Through all of this apocalyptic bombast John D Brancato and Michael Ferris have crafted a strong story. There is a real purpose to their screenplay and no scene feels wasted. Character-wise, Wright and Connor’s relationship was over egged in the film’s promotional material – this film is just as much about Reese as it is these two gravelly-voiced heavyweights. The characters Reese, Wright and Connor are integral – they keep the narrative moving and ensure that the film sticks to canon. Thankfully, despite the constant volley of explosions and breakneck shifts in action, their arcs remain intact.

The main aspect of Salvation that is going to split the fanboys from the film fans is its reverential nature. Hearing Reese spout “Come with me if you want to live” is merely the tip of the iceberg – the film simply can’t help itself with regards to nods, winks and clumsy nudges towards past Terminator movies. The sight of Arnie stepping out as the first T-800 in full-on killer mode is a neat touch, but do we really need to hear Guns N’ Roses’ You Could Be Mine or witness Connor utter “I’ll be back” to be reminded of this film’s legacy? In a backhanded compliment, Salvation has the mettle to stand up on its own and doesn’t need to rely on its predecessors in order to gain an identity.

Treading that fine line between dark and light, McG has turned in a big, brash summer blockbuster that refuses to play it too safe. Ignore the much-bemoaned PG-13 rating (the film is much gorier than its certification denotes); Salvation can be unrelenting in its brutality. Bale’s Connor is played coldly and to the knuckle. He isn’t gifted with the dialogue he perhaps deserves, but still carries the weight of his leader role well. Worthington fares better and although questions about his character’s past are left unanswered, you get a real sense of inner conflict from his performance. Yelchin is hardly stretched as the teenage Reese – his character’s only distinguishable by the trademark shotgun – while Moon Bloodgood and Bryce Dallas Howard are sidelined in pedestrian roles.

Whatever you were expecting from Terminator Salvation is present in one form or another. Be it high-octane action, sci-fi smarts, franchise references or good old-fashioned endoskeletons going postal, all elements are present and accounted for. No doubt the future has already been decided for this franchise; and although a slew of sequels will inevitably follow in Salvation’s wake, many viewers will be left feeling quite content. Content in the notion that this film is good enough to send the franchise out with an acceptable bang.

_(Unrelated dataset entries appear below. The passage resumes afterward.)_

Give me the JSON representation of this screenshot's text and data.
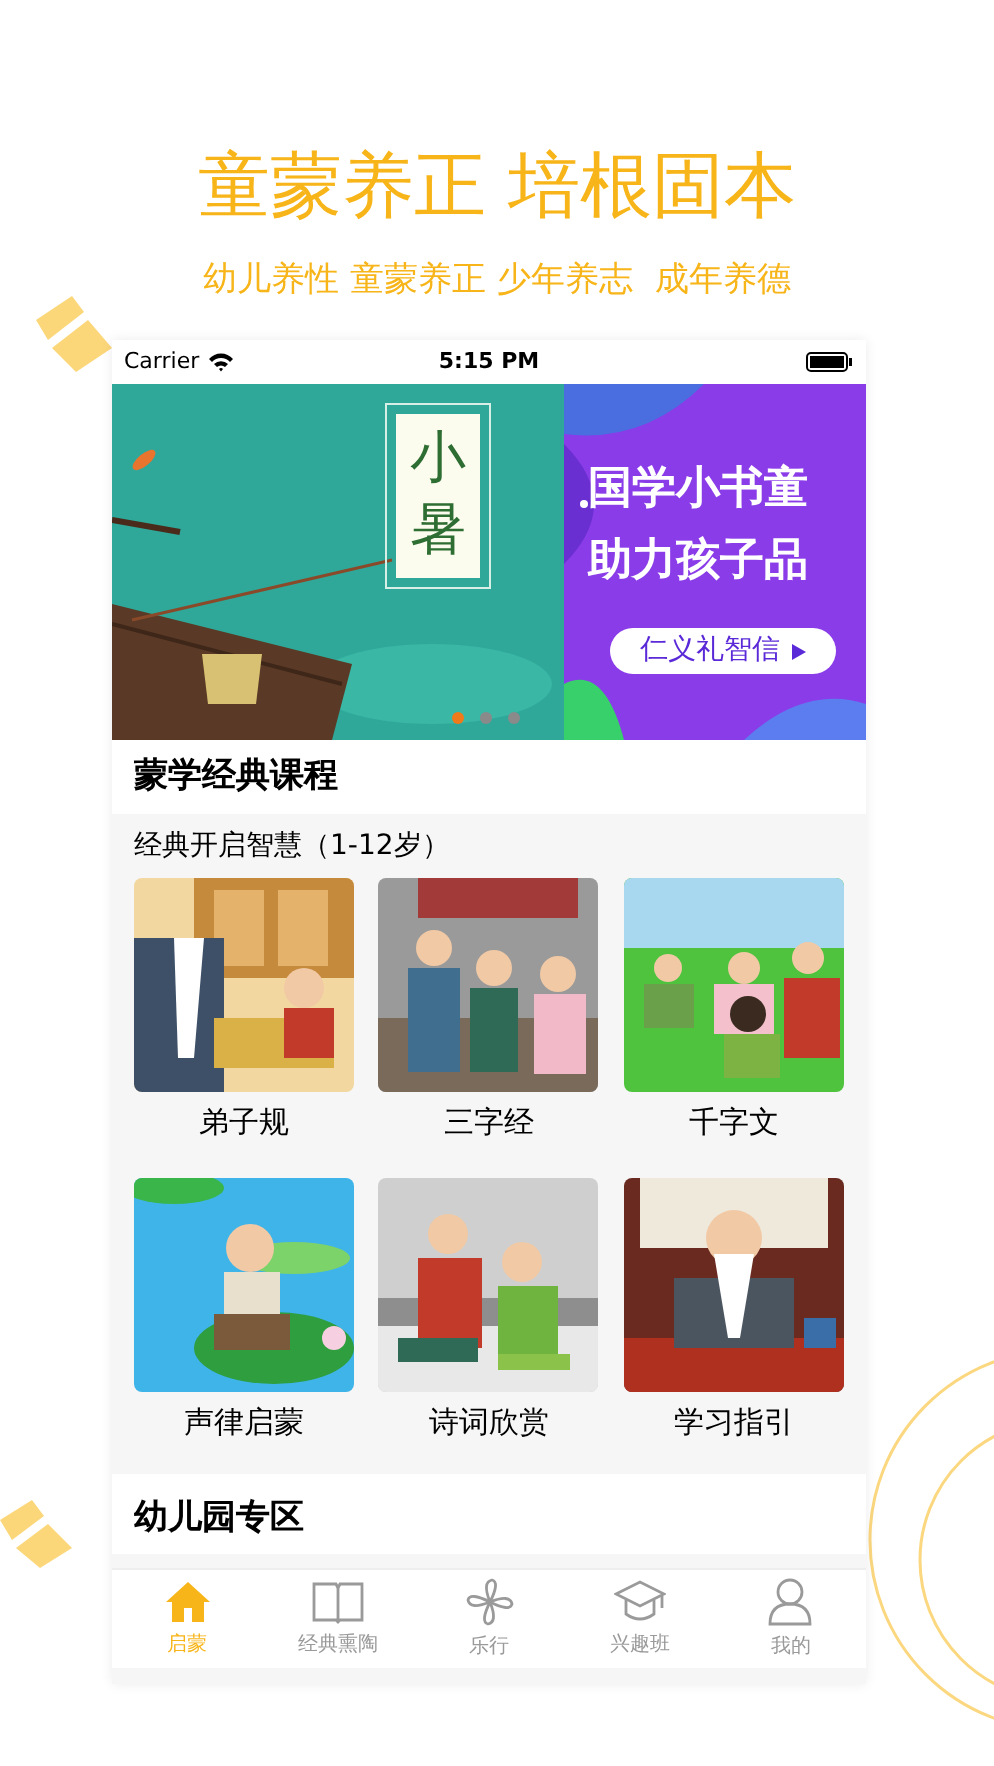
{
  "headline": "童蒙养正 培根固本",
  "subheadline": "幼儿养性 童蒙养正 少年养志  成年养德",
  "status_bar": {
    "carrier": "Carrier",
    "time": "5:15 PM"
  },
  "banner": {
    "left": {
      "title": "小暑"
    },
    "right": {
      "line_1": "国学小书童",
      "line_2": "助力孩子品",
      "button": "仁义礼智信"
    },
    "dots": [
      {
        "selected": true
      },
      {
        "selected": false
      },
      {
        "selected": false
      }
    ]
  },
  "section_1": {
    "title": "蒙学经典课程",
    "subtitle": "经典开启智慧（1-12岁）",
    "items": [
      {
        "label": "弟子规",
        "kind": "picture"
      },
      {
        "label": "三字经",
        "kind": "picture"
      },
      {
        "label": "千字文",
        "kind": "picture"
      },
      {
        "label": "声律启蒙",
        "kind": "picture"
      },
      {
        "label": "诗词欣赏",
        "kind": "picture"
      },
      {
        "label": "学习指引",
        "kind": "picture"
      }
    ]
  },
  "section_2": {
    "title": "幼儿园专区"
  },
  "tabs": [
    {
      "label": "启蒙",
      "selected": true
    },
    {
      "label": "经典熏陶",
      "selected": false
    },
    {
      "label": "乐行",
      "selected": false
    },
    {
      "label": "兴趣班",
      "selected": false
    },
    {
      "label": "我的",
      "selected": false
    }
  ]
}
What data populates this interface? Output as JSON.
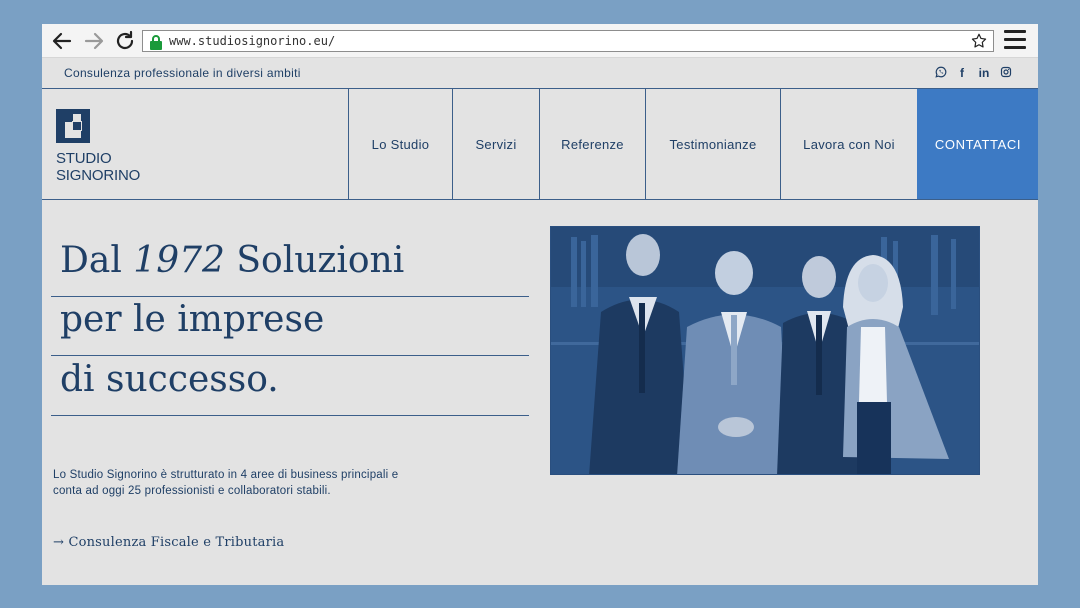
{
  "browser": {
    "url": "www.studiosignorino.eu/"
  },
  "topbar": {
    "tagline": "Consulenza professionale in diversi ambiti",
    "socials": [
      {
        "name": "whatsapp-icon"
      },
      {
        "name": "facebook-icon",
        "glyph": "f"
      },
      {
        "name": "linkedin-icon",
        "glyph": "in"
      },
      {
        "name": "instagram-icon"
      }
    ]
  },
  "logo": {
    "line1": "STUDIO",
    "line2": "SIGNORINO"
  },
  "nav": {
    "items": [
      {
        "label": "Lo Studio"
      },
      {
        "label": "Servizi"
      },
      {
        "label": "Referenze"
      },
      {
        "label": "Testimonianze"
      },
      {
        "label": "Lavora con Noi"
      }
    ],
    "cta": "CONTATTACI"
  },
  "hero": {
    "line1_pre": "Dal ",
    "line1_year": "1972",
    "line1_post": " Soluzioni",
    "line2": "per le imprese",
    "line3": "di successo.",
    "description": "Lo Studio Signorino è strutturato in 4 aree di business principali e conta ad oggi 25 professionisti e collaboratori stabili.",
    "link_arrow": "→",
    "link_label": "Consulenza Fiscale e Tributaria"
  },
  "colors": {
    "brand_blue": "#1f3f66",
    "cta_blue": "#3d7ac4",
    "page_bg": "#e3e3e3",
    "frame_bg": "#7aa0c4"
  }
}
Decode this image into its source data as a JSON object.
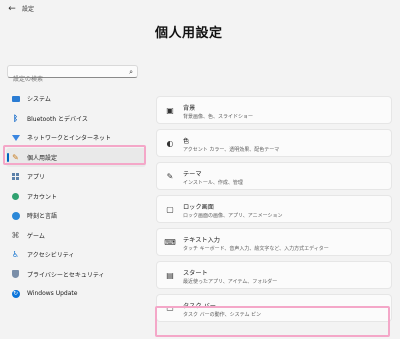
{
  "app": {
    "back_label": "←",
    "title": "設定"
  },
  "page": {
    "title": "個人用設定"
  },
  "search": {
    "placeholder": "設定の検索"
  },
  "sidebar": {
    "items": [
      {
        "label": "システム",
        "icon": "monitor-icon"
      },
      {
        "label": "Bluetooth とデバイス",
        "icon": "bluetooth-icon"
      },
      {
        "label": "ネットワークとインターネット",
        "icon": "wifi-icon"
      },
      {
        "label": "個人用設定",
        "icon": "brush-icon",
        "active": true
      },
      {
        "label": "アプリ",
        "icon": "apps-icon"
      },
      {
        "label": "アカウント",
        "icon": "person-icon"
      },
      {
        "label": "時刻と言語",
        "icon": "globe-icon"
      },
      {
        "label": "ゲーム",
        "icon": "gamepad-icon"
      },
      {
        "label": "アクセシビリティ",
        "icon": "accessibility-icon"
      },
      {
        "label": "プライバシーとセキュリティ",
        "icon": "shield-icon"
      },
      {
        "label": "Windows Update",
        "icon": "update-icon"
      }
    ]
  },
  "cards": [
    {
      "title": "背景",
      "subtitle": "背景画像、色、スライドショー",
      "icon": "image-icon"
    },
    {
      "title": "色",
      "subtitle": "アクセント カラー、透明効果、配色テーマ",
      "icon": "palette-icon"
    },
    {
      "title": "テーマ",
      "subtitle": "インストール、作成、管理",
      "icon": "brush-icon"
    },
    {
      "title": "ロック画面",
      "subtitle": "ロック画面の画像、アプリ、アニメーション",
      "icon": "lock-screen-icon"
    },
    {
      "title": "テキスト入力",
      "subtitle": "タッチ キーボード、音声入力、絵文字など、入力方式エディター",
      "icon": "keyboard-icon"
    },
    {
      "title": "スタート",
      "subtitle": "最近使ったアプリ、アイテム、フォルダー",
      "icon": "start-icon"
    },
    {
      "title": "タスク バー",
      "subtitle": "タスク バーの動作、システム ピン",
      "icon": "taskbar-icon"
    }
  ],
  "colors": {
    "accent": "#0067c0",
    "highlight": "#f4a7c8",
    "background": "#f3f3f3"
  }
}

Terminator Salvation is a loud exercise in post-apocalyptic mayhem. When the dust settles and the action subsides, an intriguing story flourishes. Expect sequels – just don’t count on them to be as resolute and contained as this.